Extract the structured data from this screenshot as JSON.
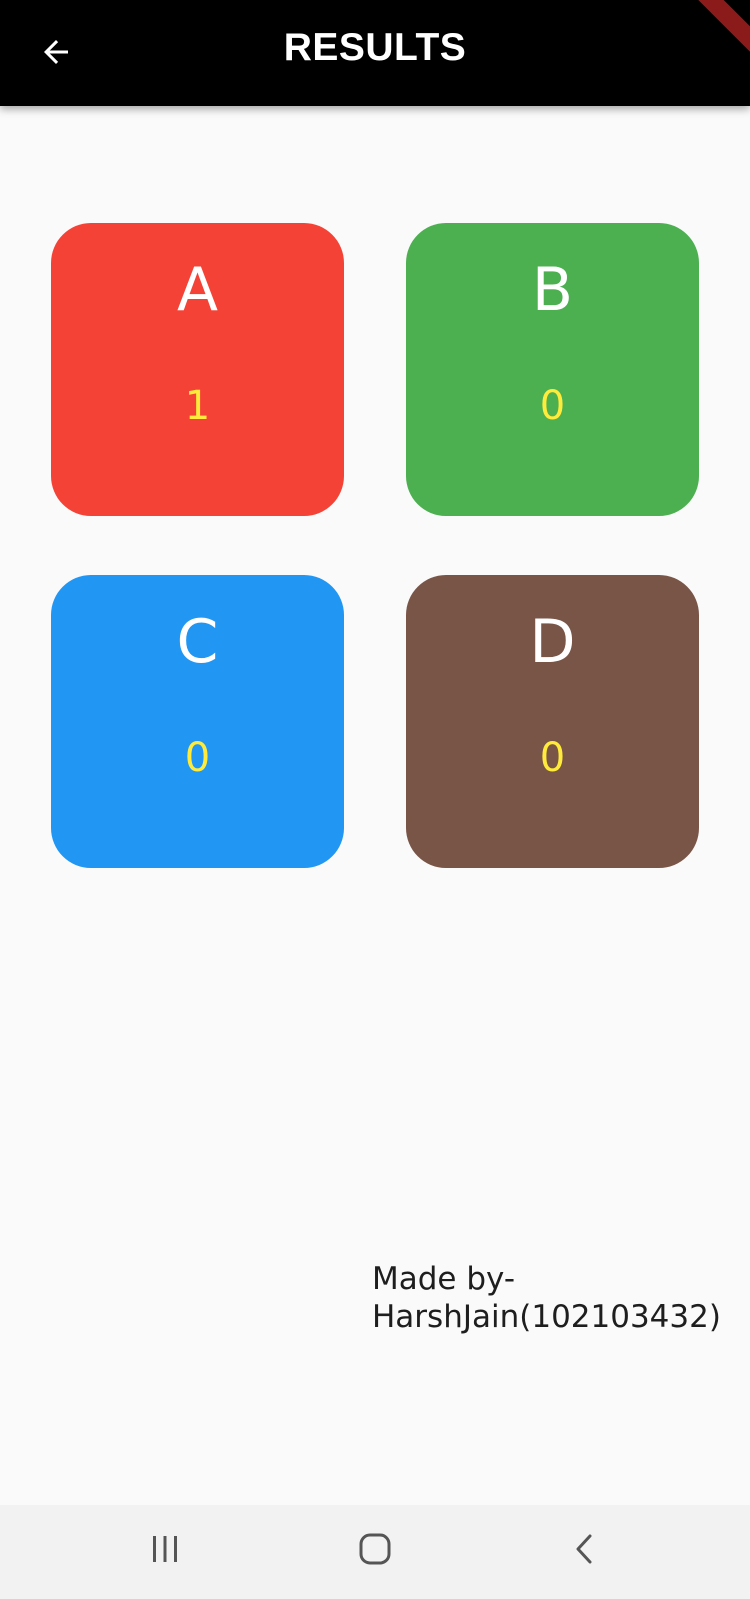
{
  "app_bar": {
    "title": "RESULTS",
    "back_icon": "arrow-left-icon",
    "background": "#000000"
  },
  "cards": [
    {
      "label": "A",
      "count": "1",
      "color": "#f44336"
    },
    {
      "label": "B",
      "count": "0",
      "color": "#4caf50"
    },
    {
      "label": "C",
      "count": "0",
      "color": "#2196f3"
    },
    {
      "label": "D",
      "count": "0",
      "color": "#795548"
    }
  ],
  "count_color": "#ffeb3b",
  "credit": {
    "line1": "Made by-",
    "line2": "HarshJain(102103432)"
  },
  "nav_bar": {
    "recent_icon": "recent-apps-icon",
    "home_icon": "home-icon",
    "back_icon": "back-chevron-icon"
  }
}
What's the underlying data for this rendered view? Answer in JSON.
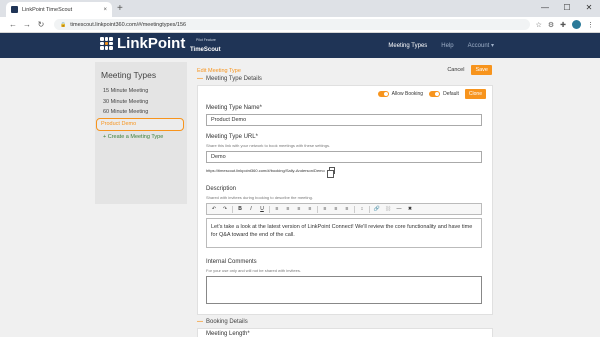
{
  "browser": {
    "tab_title": "LinkPoint TimeScout",
    "tab_close": "×",
    "new_tab": "+",
    "url": "timescout.linkpoint360.com/#/meetingtypes/156",
    "win_min": "—",
    "win_max": "☐",
    "win_close": "✕",
    "back": "←",
    "forward": "→",
    "reload": "↻",
    "star": "☆",
    "ext": "⚙",
    "puzzle": "✚",
    "menu": "⋮"
  },
  "app": {
    "brand": "LinkPoint",
    "sub_brand": "TimeScout",
    "pilot": "Pilot Feature",
    "nav": {
      "meeting_types": "Meeting Types",
      "help": "Help",
      "account": "Account ▾"
    }
  },
  "sidebar": {
    "title": "Meeting Types",
    "items": [
      "15 Minute Meeting",
      "30 Minute Meeting",
      "60 Minute Meeting",
      "Product Demo"
    ],
    "create": "+ Create a Meeting Type"
  },
  "main": {
    "breadcrumb": "Edit Meeting Type",
    "cancel": "Cancel",
    "save": "Save",
    "details_title": "Meeting Type Details",
    "allow_booking": "Allow Booking",
    "default": "Default",
    "clone": "Clone",
    "name_label": "Meeting Type Name*",
    "name_value": "Product Demo",
    "url_label": "Meeting Type URL*",
    "url_help": "Share this link with your network to book meetings with these settings.",
    "url_value": "Demo",
    "full_url": "https://timescout.linkpoint360.com/#/booking/Sally-Anderson/Demo",
    "desc_label": "Description",
    "desc_help": "Shared with invitees during booking to describe the meeting.",
    "desc_text": "Let's take a look at the latest version of LinkPoint Connect! We'll review the core functionality and have time for Q&A toward the end of the call.",
    "toolbar": [
      "↶",
      "↷",
      "B",
      "I",
      "U",
      "≡",
      "≡",
      "≡",
      "≡",
      "≡",
      "≡",
      "≡",
      "↕",
      "🔗",
      "⛓",
      "—",
      "✖"
    ],
    "comments_label": "Internal Comments",
    "comments_help": "For your use only and will not be shared with invitees.",
    "booking_title": "Booking Details",
    "length_label": "Meeting Length*"
  },
  "colors": {
    "accent": "#f7941d",
    "header": "#1f3456"
  }
}
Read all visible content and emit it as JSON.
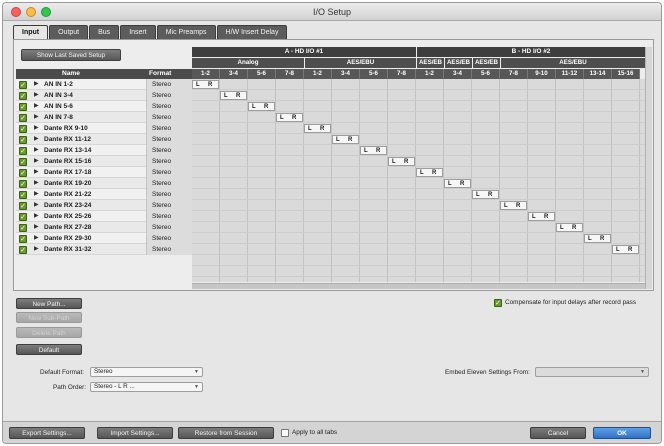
{
  "window": {
    "title": "I/O Setup"
  },
  "tabs": [
    {
      "label": "Input",
      "active": true
    },
    {
      "label": "Output",
      "active": false
    },
    {
      "label": "Bus",
      "active": false
    },
    {
      "label": "Insert",
      "active": false
    },
    {
      "label": "Mic Preamps",
      "active": false
    },
    {
      "label": "H/W Insert Delay",
      "active": false
    }
  ],
  "panel": {
    "show_last_saved_label": "Show Last Saved Setup",
    "columns": {
      "name": "Name",
      "format": "Format"
    },
    "interfaces": [
      {
        "label": "A - HD I/O #1",
        "groups": [
          {
            "label": "Analog",
            "channels": [
              "1-2",
              "3-4",
              "5-6",
              "7-8"
            ]
          },
          {
            "label": "AES/EBU",
            "channels": [
              "1-2",
              "3-4",
              "5-6",
              "7-8"
            ]
          }
        ]
      },
      {
        "label": "B - HD I/O #2",
        "groups": [
          {
            "label": "AES/EB",
            "channels": [
              "1-2"
            ]
          },
          {
            "label": "AES/EB",
            "channels": [
              "3-4"
            ]
          },
          {
            "label": "AES/EB",
            "channels": [
              "5-6"
            ]
          },
          {
            "label": "AES/EBU",
            "channels": [
              "7-8",
              "9-10",
              "11-12",
              "13-14",
              "15-16"
            ]
          }
        ]
      }
    ],
    "rows": [
      {
        "name": "AN IN 1-2",
        "format": "Stereo",
        "enabled": true
      },
      {
        "name": "AN IN 3-4",
        "format": "Stereo",
        "enabled": true
      },
      {
        "name": "AN IN 5-6",
        "format": "Stereo",
        "enabled": true
      },
      {
        "name": "AN IN 7-8",
        "format": "Stereo",
        "enabled": true
      },
      {
        "name": "Dante RX 9-10",
        "format": "Stereo",
        "enabled": true
      },
      {
        "name": "Dante RX 11-12",
        "format": "Stereo",
        "enabled": true
      },
      {
        "name": "Dante RX 13-14",
        "format": "Stereo",
        "enabled": true
      },
      {
        "name": "Dante RX 15-16",
        "format": "Stereo",
        "enabled": true
      },
      {
        "name": "Dante RX 17-18",
        "format": "Stereo",
        "enabled": true
      },
      {
        "name": "Dante RX 19-20",
        "format": "Stereo",
        "enabled": true
      },
      {
        "name": "Dante RX 21-22",
        "format": "Stereo",
        "enabled": true
      },
      {
        "name": "Dante RX 23-24",
        "format": "Stereo",
        "enabled": true
      },
      {
        "name": "Dante RX 25-26",
        "format": "Stereo",
        "enabled": true
      },
      {
        "name": "Dante RX 27-28",
        "format": "Stereo",
        "enabled": true
      },
      {
        "name": "Dante RX 29-30",
        "format": "Stereo",
        "enabled": true
      },
      {
        "name": "Dante RX 31-32",
        "format": "Stereo",
        "enabled": true
      }
    ],
    "assignment_labels": {
      "left": "L",
      "right": "R"
    }
  },
  "controls": {
    "new_path_label": "New Path...",
    "new_subpath_label": "New Sub-Path",
    "delete_path_label": "Delete Path",
    "default_label": "Default",
    "compensate_label": "Compensate for input delays after record pass",
    "compensate_checked": true,
    "default_format_label": "Default Format:",
    "default_format_value": "Stereo",
    "path_order_label": "Path Order:",
    "path_order_value": "Stereo - L R ...",
    "embed_label": "Embed Eleven Settings From:",
    "embed_value": ""
  },
  "footer": {
    "export_label": "Export Settings...",
    "import_label": "Import Settings...",
    "restore_label": "Restore from Session",
    "apply_all_label": "Apply to all tabs",
    "apply_all_checked": false,
    "cancel_label": "Cancel",
    "ok_label": "OK"
  },
  "colors": {
    "accent": "#2f72c6",
    "check_green": "#6a9a2e",
    "header_dark": "#3e3e3e"
  }
}
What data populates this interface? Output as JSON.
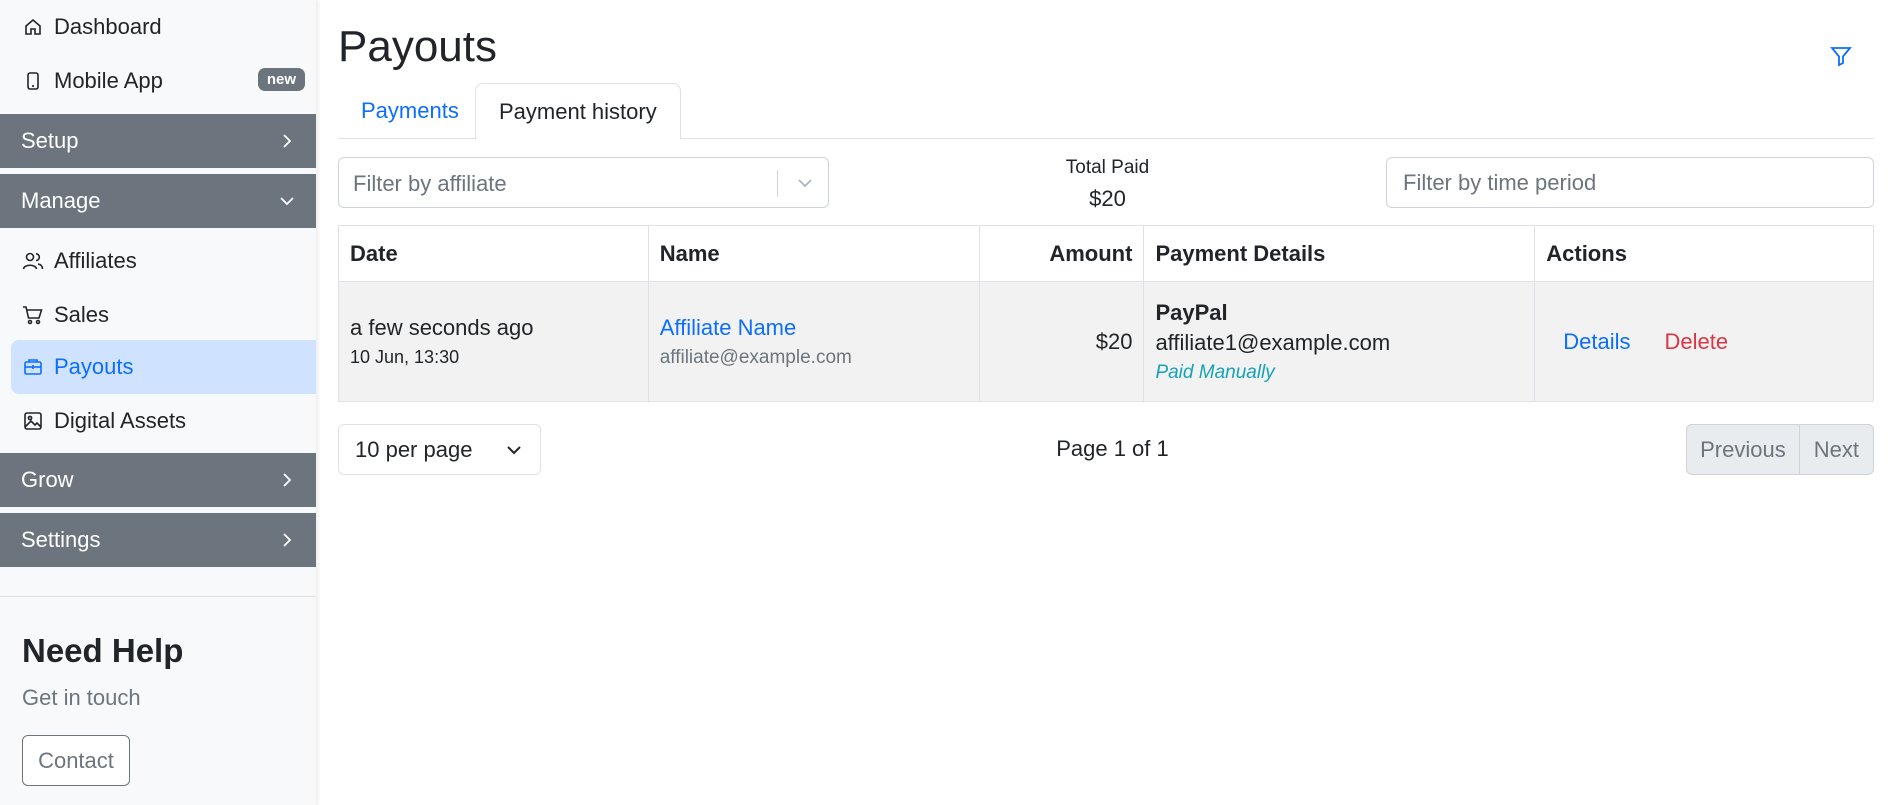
{
  "sidebar": {
    "dashboard": "Dashboard",
    "mobile_app": "Mobile App",
    "mobile_app_badge": "new",
    "sections": {
      "setup": "Setup",
      "manage": "Manage",
      "grow": "Grow",
      "settings": "Settings"
    },
    "manage_items": {
      "affiliates": "Affiliates",
      "sales": "Sales",
      "payouts": "Payouts",
      "digital_assets": "Digital Assets"
    },
    "help": {
      "title": "Need Help",
      "subtitle": "Get in touch",
      "contact": "Contact"
    }
  },
  "main": {
    "title": "Payouts",
    "tabs": {
      "payments": "Payments",
      "history": "Payment history"
    },
    "filters": {
      "affiliate_placeholder": "Filter by affiliate",
      "time_placeholder": "Filter by time period"
    },
    "total": {
      "label": "Total Paid",
      "value": "$20"
    },
    "table": {
      "headers": {
        "date": "Date",
        "name": "Name",
        "amount": "Amount",
        "payment_details": "Payment Details",
        "actions": "Actions"
      },
      "rows": [
        {
          "date_relative": "a few seconds ago",
          "date_exact": "10 Jun, 13:30",
          "name": "Affiliate Name",
          "email": "affiliate@example.com",
          "amount": "$20",
          "method": "PayPal",
          "pay_email": "affiliate1@example.com",
          "status": "Paid Manually",
          "details": "Details",
          "delete": "Delete"
        }
      ]
    },
    "pagination": {
      "per_page": "10 per page",
      "info": "Page 1 of 1",
      "previous": "Previous",
      "next": "Next"
    }
  },
  "colors": {
    "primary": "#0d6efd",
    "danger": "#dc3545",
    "info": "#17a2b8",
    "section_bg": "#6c757d",
    "active_bg": "#cfe2ff"
  }
}
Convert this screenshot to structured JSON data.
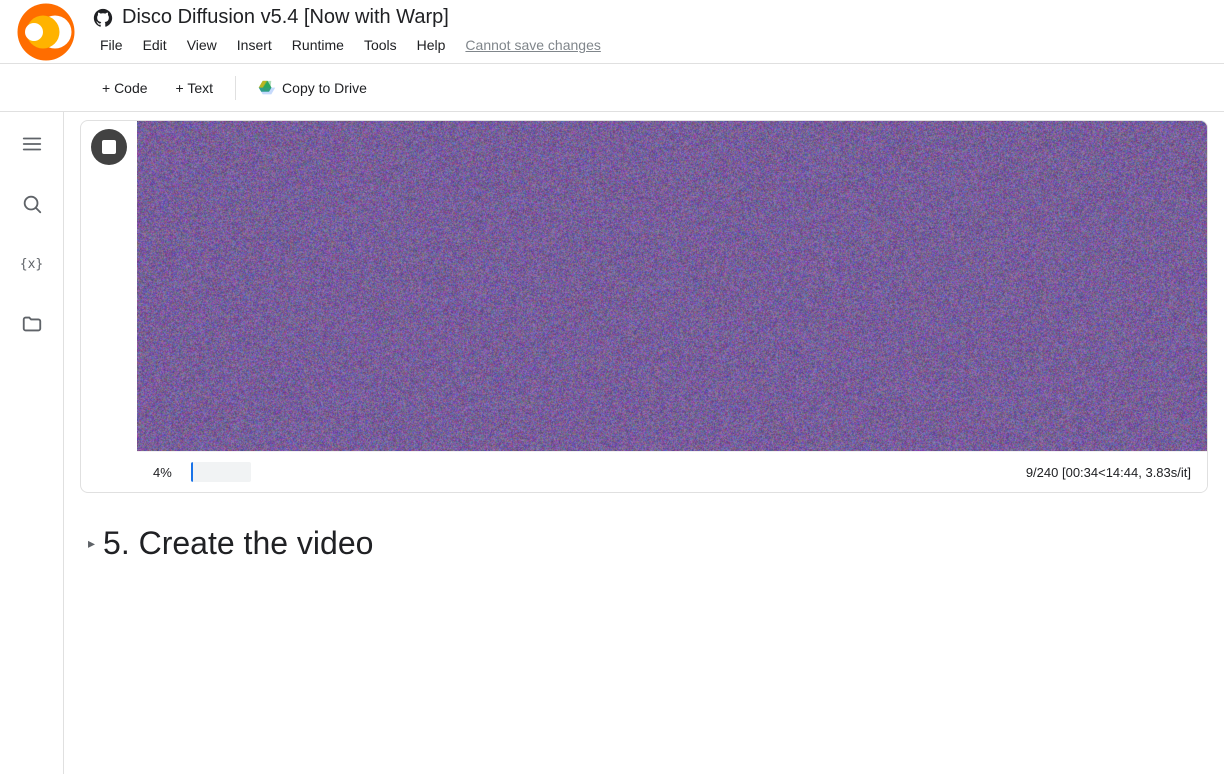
{
  "app": {
    "logo_text": "CO",
    "title": "Disco Diffusion v5.4 [Now with Warp]",
    "cannot_save": "Cannot save changes"
  },
  "menu": {
    "items": [
      "File",
      "Edit",
      "View",
      "Insert",
      "Runtime",
      "Tools",
      "Help"
    ]
  },
  "toolbar": {
    "add_code": "+ Code",
    "add_text": "+ Text",
    "copy_to_drive": "Copy to Drive"
  },
  "sidebar": {
    "icons": [
      "menu",
      "search",
      "variable",
      "folder"
    ]
  },
  "cell": {
    "progress_percent": "4%",
    "progress_stats": "9/240 [00:34<14:44, 3.83s/it]",
    "progress_value": 4
  },
  "section": {
    "title": "5. Create the video",
    "collapse_char": "▸"
  }
}
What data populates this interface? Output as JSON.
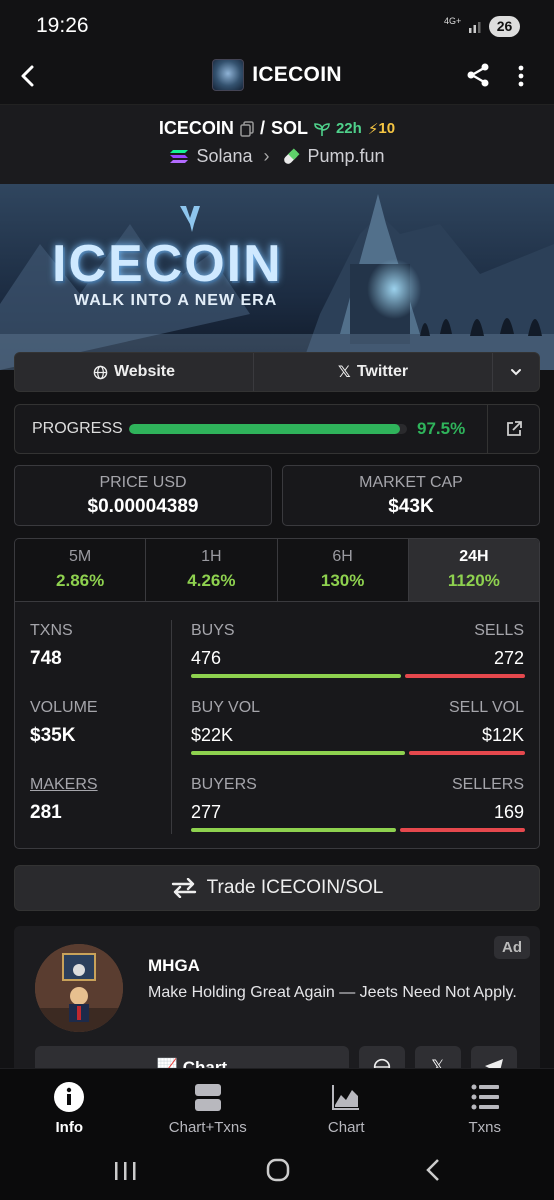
{
  "status_bar": {
    "time": "19:26",
    "network": "4G+",
    "battery": "26"
  },
  "app_bar": {
    "title": "ICECOIN",
    "back_icon": "back-arrow-icon",
    "share_icon": "share-icon",
    "menu_icon": "more-vert-icon"
  },
  "pair": {
    "base": "ICECOIN",
    "separator": "/",
    "quote": "SOL",
    "age": "22h",
    "boosts": "10",
    "chain": "Solana",
    "dex": "Pump.fun"
  },
  "banner": {
    "headline": "ICECOIN",
    "tagline": "WALK INTO A NEW ERA"
  },
  "links": {
    "website": "Website",
    "twitter": "Twitter"
  },
  "progress": {
    "label": "PROGRESS",
    "percent_text": "97.5%",
    "value": 0.975
  },
  "price": {
    "label": "PRICE USD",
    "value": "$0.00004389"
  },
  "market_cap": {
    "label": "MARKET CAP",
    "value": "$43K"
  },
  "timeframes": [
    {
      "label": "5M",
      "change": "2.86%"
    },
    {
      "label": "1H",
      "change": "4.26%"
    },
    {
      "label": "6H",
      "change": "130%"
    },
    {
      "label": "24H",
      "change": "1120%"
    }
  ],
  "stats": {
    "txns": {
      "label": "TXNS",
      "value": "748"
    },
    "volume": {
      "label": "VOLUME",
      "value": "$35K"
    },
    "makers": {
      "label": "MAKERS",
      "value": "281"
    },
    "buys": {
      "label": "BUYS",
      "value": "476",
      "count": 476
    },
    "sells": {
      "label": "SELLS",
      "value": "272",
      "count": 272
    },
    "buy_vol": {
      "label": "BUY VOL",
      "value": "$22K",
      "amount": 22
    },
    "sell_vol": {
      "label": "SELL VOL",
      "value": "$12K",
      "amount": 12
    },
    "buyers": {
      "label": "BUYERS",
      "value": "277",
      "count": 277
    },
    "sellers": {
      "label": "SELLERS",
      "value": "169",
      "count": 169
    }
  },
  "trade_button": "Trade ICECOIN/SOL",
  "ad": {
    "badge": "Ad",
    "name": "MHGA",
    "text": "Make Holding Great Again — Jeets Need Not Apply.",
    "chart_button": "Chart"
  },
  "bottom_nav": [
    {
      "label": "Info",
      "icon": "info-icon",
      "active": true
    },
    {
      "label": "Chart+Txns",
      "icon": "chart-txns-icon",
      "active": false
    },
    {
      "label": "Chart",
      "icon": "area-chart-icon",
      "active": false
    },
    {
      "label": "Txns",
      "icon": "list-icon",
      "active": false
    }
  ],
  "colors": {
    "positive": "#8ed14f",
    "negative": "#e5484d",
    "progress": "#2fb35b",
    "background": "#121214"
  }
}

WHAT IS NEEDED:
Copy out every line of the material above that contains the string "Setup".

YOUR RESPONSE:
    "title": "I/O Setup"
    "show_last_saved_label": "Show Last Saved Setup",
      "setup": "Setup",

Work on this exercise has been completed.